If you have any questions about getting a pet this holiday, please feel free to contact AVC to speak to our knowledgeable staff. If you get a pet, feel free to stop by so we can meet the newest member of your family!
Ringing in the New Year
It is natural for people to overindulge at this time of year and allow their pets to do the same.Remember that pets have delicate digestive systems and changes to their diet could cause vomiting or diarrhea. Turkey or ham scraps may seem like a nice treat for your dog, but you are better off throwing it away. Turkey and prime rib bones are choking hazards and may cause internal bleeding. Also, remember that alcohol is toxic to pets. If possible, contain your pet in an area away from parties.
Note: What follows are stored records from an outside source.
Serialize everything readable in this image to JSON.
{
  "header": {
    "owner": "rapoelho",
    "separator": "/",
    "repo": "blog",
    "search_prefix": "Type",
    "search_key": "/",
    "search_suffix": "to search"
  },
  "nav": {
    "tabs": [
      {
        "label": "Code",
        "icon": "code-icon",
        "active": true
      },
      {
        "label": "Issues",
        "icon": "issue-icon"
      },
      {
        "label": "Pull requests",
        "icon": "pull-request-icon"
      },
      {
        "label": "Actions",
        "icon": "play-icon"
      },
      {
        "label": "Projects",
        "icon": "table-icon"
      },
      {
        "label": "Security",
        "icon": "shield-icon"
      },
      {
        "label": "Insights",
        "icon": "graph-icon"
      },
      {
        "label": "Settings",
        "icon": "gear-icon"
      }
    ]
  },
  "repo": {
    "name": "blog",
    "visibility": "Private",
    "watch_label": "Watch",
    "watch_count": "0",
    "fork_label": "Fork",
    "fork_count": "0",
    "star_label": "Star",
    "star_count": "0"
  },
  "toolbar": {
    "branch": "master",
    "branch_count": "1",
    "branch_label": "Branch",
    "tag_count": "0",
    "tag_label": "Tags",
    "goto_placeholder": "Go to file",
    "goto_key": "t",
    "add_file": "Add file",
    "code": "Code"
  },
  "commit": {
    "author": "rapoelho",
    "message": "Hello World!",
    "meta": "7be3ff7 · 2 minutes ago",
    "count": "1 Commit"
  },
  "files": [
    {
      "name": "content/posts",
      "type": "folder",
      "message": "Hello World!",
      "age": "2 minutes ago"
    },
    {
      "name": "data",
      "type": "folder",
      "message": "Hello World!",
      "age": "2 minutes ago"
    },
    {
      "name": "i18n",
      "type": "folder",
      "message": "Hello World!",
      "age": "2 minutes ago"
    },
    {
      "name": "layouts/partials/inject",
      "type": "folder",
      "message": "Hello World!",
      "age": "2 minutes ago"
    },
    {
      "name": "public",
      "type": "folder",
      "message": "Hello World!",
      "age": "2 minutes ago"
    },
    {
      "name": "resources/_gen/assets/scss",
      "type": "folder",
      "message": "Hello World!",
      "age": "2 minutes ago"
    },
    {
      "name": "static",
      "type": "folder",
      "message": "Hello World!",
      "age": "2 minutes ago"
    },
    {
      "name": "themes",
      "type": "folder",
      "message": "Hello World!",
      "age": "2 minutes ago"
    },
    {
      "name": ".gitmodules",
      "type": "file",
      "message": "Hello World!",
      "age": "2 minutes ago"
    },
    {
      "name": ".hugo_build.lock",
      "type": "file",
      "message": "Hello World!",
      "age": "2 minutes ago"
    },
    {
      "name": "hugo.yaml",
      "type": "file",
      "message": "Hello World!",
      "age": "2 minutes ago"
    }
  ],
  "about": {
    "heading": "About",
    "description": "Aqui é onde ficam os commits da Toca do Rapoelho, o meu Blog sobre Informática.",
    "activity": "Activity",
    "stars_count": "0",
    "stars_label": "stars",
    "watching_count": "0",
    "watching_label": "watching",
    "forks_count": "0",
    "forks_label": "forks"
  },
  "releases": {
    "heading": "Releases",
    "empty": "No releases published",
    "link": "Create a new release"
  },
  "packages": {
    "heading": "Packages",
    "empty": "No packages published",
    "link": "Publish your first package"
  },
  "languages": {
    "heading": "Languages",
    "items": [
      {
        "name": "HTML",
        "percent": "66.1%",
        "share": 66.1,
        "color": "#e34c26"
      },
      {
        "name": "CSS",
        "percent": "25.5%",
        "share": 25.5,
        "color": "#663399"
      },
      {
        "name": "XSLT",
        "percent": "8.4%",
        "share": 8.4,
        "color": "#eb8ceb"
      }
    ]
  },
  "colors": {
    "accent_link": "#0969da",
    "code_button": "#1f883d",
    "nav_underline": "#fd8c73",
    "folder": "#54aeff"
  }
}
If your pet mingles with the guests, make sure they do not indulge in any untended plates or drinks. If you have reason to believe your pet may have ingested something harmful, bring them to AVC immediately.
Possibly the most traumatic event for pets on New Year’s Eve is fireworks. Fireworks can be so upsetting for some dogs that they jump through a window or over a six-foot fence out of sheer panic or in an attempt to escape the noise and booming vibration. For this reason, the most important thing you can do to protect your pet (even indoor pets) is to make sure they are microchipped and have a collar with your contact information on it. We strongly recommend your pet have both. Other things you can do to help your pet survive the holiday include keeping them home, closing all the windows and doors, leaving a television or radio playing to drown out noise, keeping them in a small secure space, and staying home with your pet. For dogs with an extreme fear of fireworks, all of the above, products like the Thundershirt, and even sedation may be required.
The doctors and staff at AVC are looking forward to an amazing 2019.We wish all our friends, two-legged, four-legged, no-legged, and feathered, a safe and happy holiday season.